For Universal, U-571 has always seemed to be the film they’ve relied on to demo a new format. As one of the first discs to arrive on DVD, D-VHS and now HD-DVD, it’s completely understandable why Universal relies on U-571 at the level they do. The film looks absolutely terrific. The standard 2:35:1 Widescreen Transfer is one of the best-looking transfers to hit HD-DVD thus far. Colors are as defined as they could be considering the subject matter and the constant dark scenery. The setting of the film, mostly on the ocean, is brought out in superb style. The water looks amazingly real and is so shiny, I stopped for a minute and could almost imagine the water in front of me. If and when Blu-Ray hits the market, and if Universal decides to support Blu-Ray, don’t be surprised if U-571 is one of their first titles.

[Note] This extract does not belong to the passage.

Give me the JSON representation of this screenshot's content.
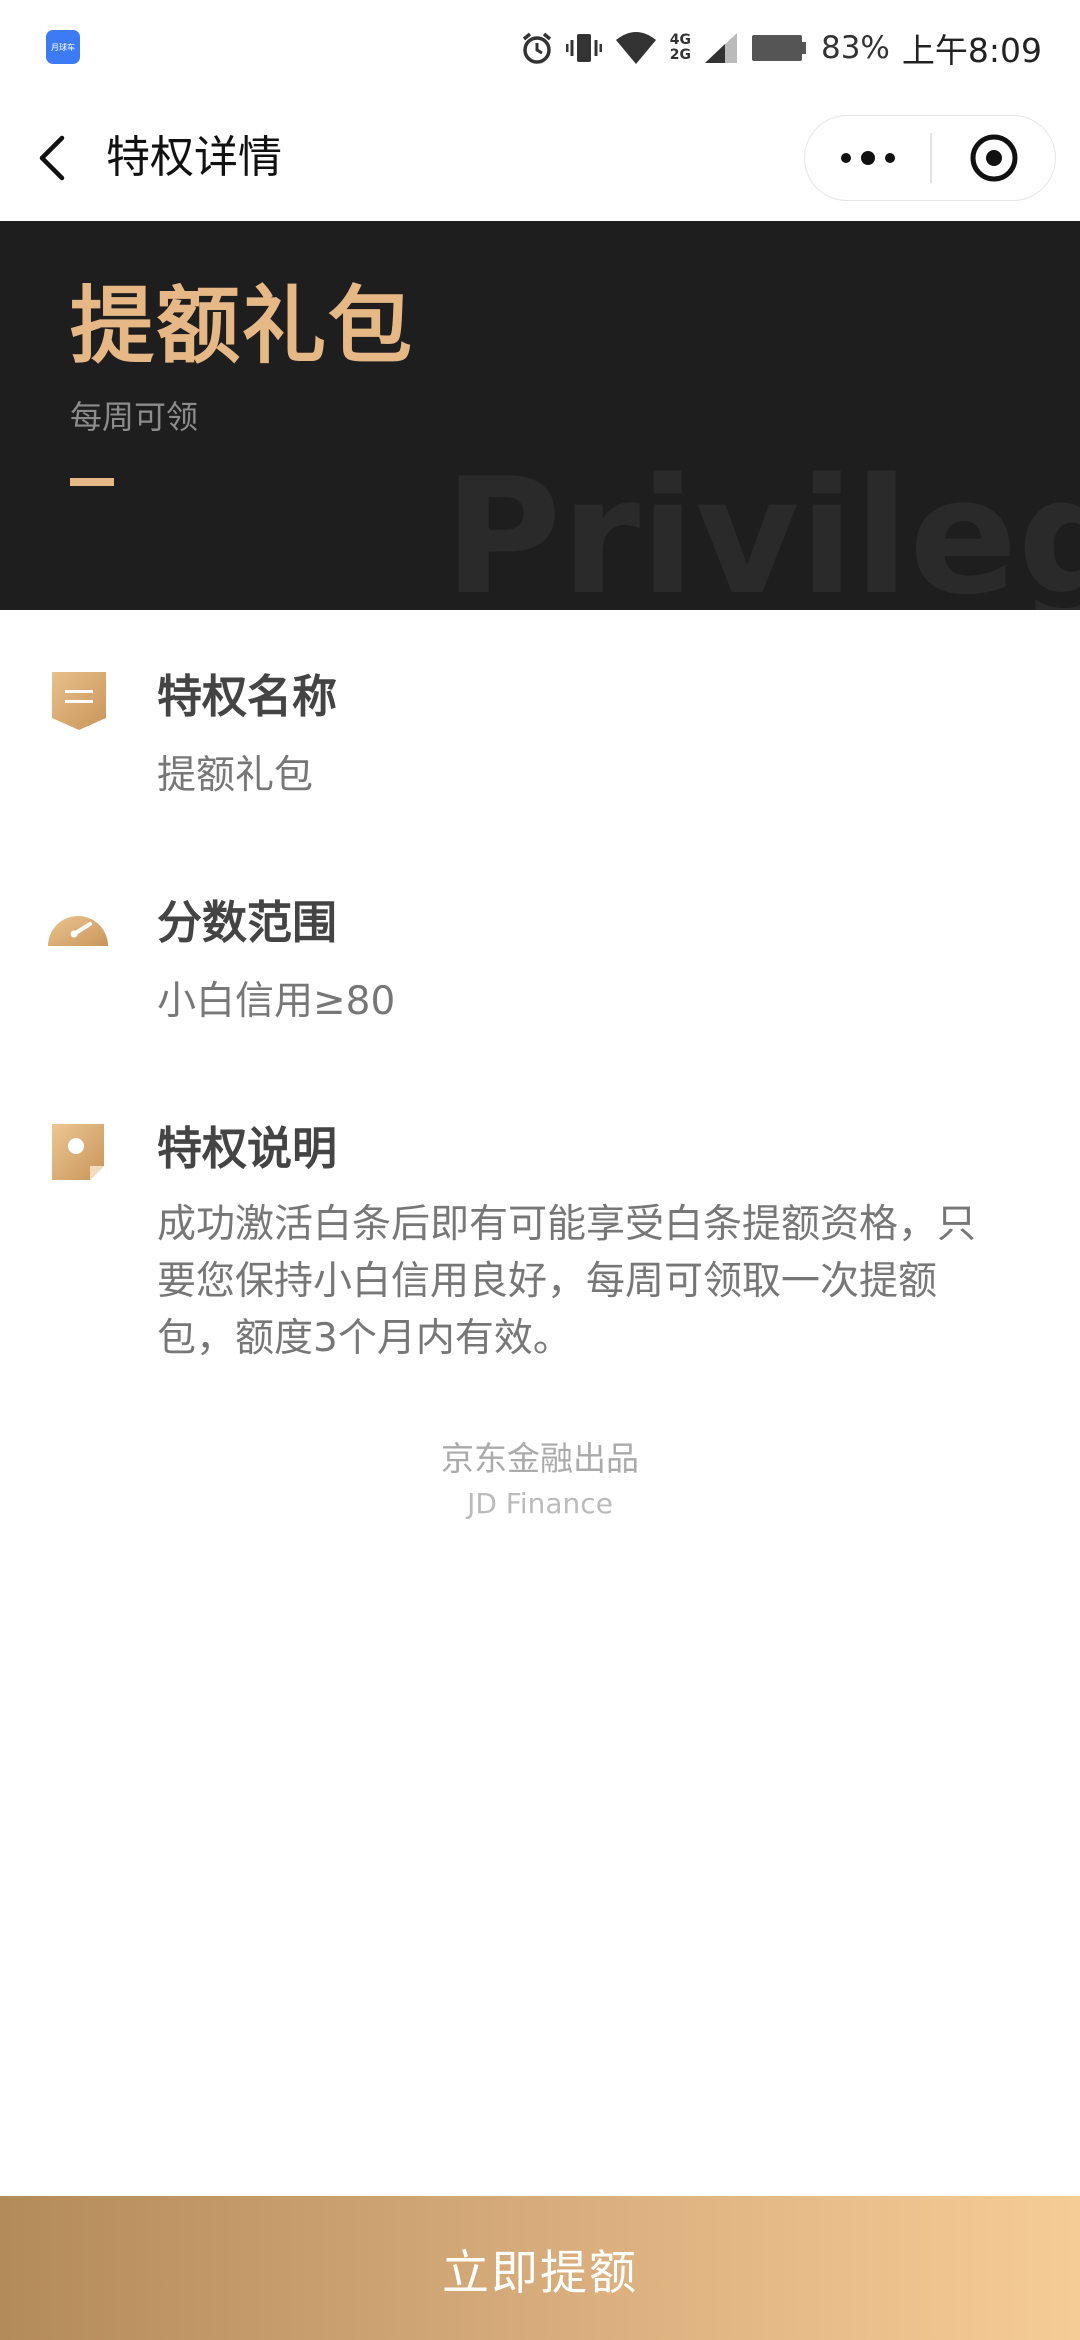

Boom and zoom! What an audio track Universal has provided us with. The standard Dolby Digital Plus 5.1 Track sounds amazing. Since the original DVD and D-VHS releases had a well-rounded audio track, Universal has decided, some how, to up the ante even more. Little effects like the sonar pinging sound great, while bigger effects like the sub moving through the water, sounds equally great. The bass levels, while sometimes a bit too loud, were fine as well. Take some scenes where it sounded like the sub was moving so rapidly and fast, that it sounded like the sub was going to explode. What a feeling! Dialogue, while being clear and simple, was drowned out in some scenes. Now this wasn’t a super negative aspect, but it did require me to turn up the volume a lot in some scenes. This resulted in myself constantly adjusting the volume. Still, if this doesn’t really bother you, U-571 is certainly a demo-worthy release.

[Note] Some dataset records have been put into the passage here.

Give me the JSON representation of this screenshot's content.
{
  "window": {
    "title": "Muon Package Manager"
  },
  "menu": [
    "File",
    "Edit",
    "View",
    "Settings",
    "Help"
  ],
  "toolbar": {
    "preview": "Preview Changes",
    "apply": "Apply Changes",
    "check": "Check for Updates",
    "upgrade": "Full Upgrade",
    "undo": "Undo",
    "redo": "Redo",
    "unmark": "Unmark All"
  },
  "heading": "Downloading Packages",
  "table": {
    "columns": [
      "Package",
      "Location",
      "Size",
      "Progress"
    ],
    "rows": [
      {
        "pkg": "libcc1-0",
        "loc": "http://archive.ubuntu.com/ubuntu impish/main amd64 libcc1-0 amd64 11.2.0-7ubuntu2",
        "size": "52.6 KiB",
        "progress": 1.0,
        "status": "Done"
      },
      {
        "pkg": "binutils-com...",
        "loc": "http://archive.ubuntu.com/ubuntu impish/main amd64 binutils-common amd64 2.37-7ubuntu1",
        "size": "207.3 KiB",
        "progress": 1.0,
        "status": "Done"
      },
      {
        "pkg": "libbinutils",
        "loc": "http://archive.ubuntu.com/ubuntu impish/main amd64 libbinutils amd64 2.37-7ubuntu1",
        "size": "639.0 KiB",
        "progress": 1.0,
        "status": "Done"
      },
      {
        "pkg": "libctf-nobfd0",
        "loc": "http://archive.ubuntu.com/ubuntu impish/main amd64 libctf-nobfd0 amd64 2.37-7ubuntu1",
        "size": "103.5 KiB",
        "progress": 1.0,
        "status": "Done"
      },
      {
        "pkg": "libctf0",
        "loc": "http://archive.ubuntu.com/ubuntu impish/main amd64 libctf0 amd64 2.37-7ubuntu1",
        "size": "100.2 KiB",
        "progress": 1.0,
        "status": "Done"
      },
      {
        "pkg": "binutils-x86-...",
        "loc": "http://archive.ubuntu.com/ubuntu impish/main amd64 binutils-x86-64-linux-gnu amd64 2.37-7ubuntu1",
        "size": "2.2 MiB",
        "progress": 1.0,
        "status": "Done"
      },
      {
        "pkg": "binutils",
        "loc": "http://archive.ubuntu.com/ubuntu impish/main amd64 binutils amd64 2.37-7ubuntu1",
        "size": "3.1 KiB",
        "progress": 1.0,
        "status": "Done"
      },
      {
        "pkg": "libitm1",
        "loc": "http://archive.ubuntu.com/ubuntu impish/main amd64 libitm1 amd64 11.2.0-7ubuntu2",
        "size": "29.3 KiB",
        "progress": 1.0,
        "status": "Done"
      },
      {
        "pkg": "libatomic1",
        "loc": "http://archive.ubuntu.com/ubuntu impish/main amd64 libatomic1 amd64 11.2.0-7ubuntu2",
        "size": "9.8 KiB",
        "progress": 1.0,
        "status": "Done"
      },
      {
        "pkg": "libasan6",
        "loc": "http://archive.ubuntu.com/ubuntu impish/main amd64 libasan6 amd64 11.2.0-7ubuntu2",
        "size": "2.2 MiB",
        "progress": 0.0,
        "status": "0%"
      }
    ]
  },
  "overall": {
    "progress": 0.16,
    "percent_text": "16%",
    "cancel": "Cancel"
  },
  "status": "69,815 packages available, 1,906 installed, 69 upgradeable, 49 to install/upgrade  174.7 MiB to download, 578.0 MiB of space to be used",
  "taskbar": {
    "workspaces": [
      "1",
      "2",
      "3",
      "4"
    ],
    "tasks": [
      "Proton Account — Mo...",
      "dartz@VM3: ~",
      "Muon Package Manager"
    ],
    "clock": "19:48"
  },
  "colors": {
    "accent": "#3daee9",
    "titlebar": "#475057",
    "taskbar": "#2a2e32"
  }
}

- Audio Commentary with Director Jonathan Mostow: After hearing this commentary track, one can easily detect that Mostow has a love for this film. Mostow constantly informs us with every little detail resulting in no real boring moments for the listener. I especially liked how Mostow put so much detail into the film. He informs us that he did this so that the purists would be satisfied enough. If you enjoyed the film, the commentary is definitely worth a listen.
- Spotlight on Location: The Making of U-571: This feature goes into the making of the film giving us the standard reasoning for the making of the film. Mostow gives us even more detail into the film here.
- Inside the Enigma: This short feature gives us some background into the Enigma machine.
- U.S. Naval Archives: Capturing the U-505: This feature gives us an extremely brief look into the capture of the U-505.
- Creating and Constructing U-571: This feature gives us some information of the re-construction of the submarine used in the film.
- A Submariner’s WWII Experience: This feature give us a bit of historical information into the events that took place.
- Britain Captures the U-110: Similar to the above feature, we get some information on he historical aspects of the film. I enjoyed these two features, while kind of short, the most because I always love when a film tries to connect itself to actual history.
U-571 is definitely not as good as some recent submarine films, but the acting in the film, along with a few action scenes, help make the film better than it probably is. The video and audio for the HD-DVD release is downright phenomenal and is demo-worthy. Unfortunately, we have no new features, which is a huge shame. If you’re a audiophile or videophile, I recommend picking up U-571 as the video and audio are great. If you’re not a audiophile or videophile, I recommend giving this film a rental.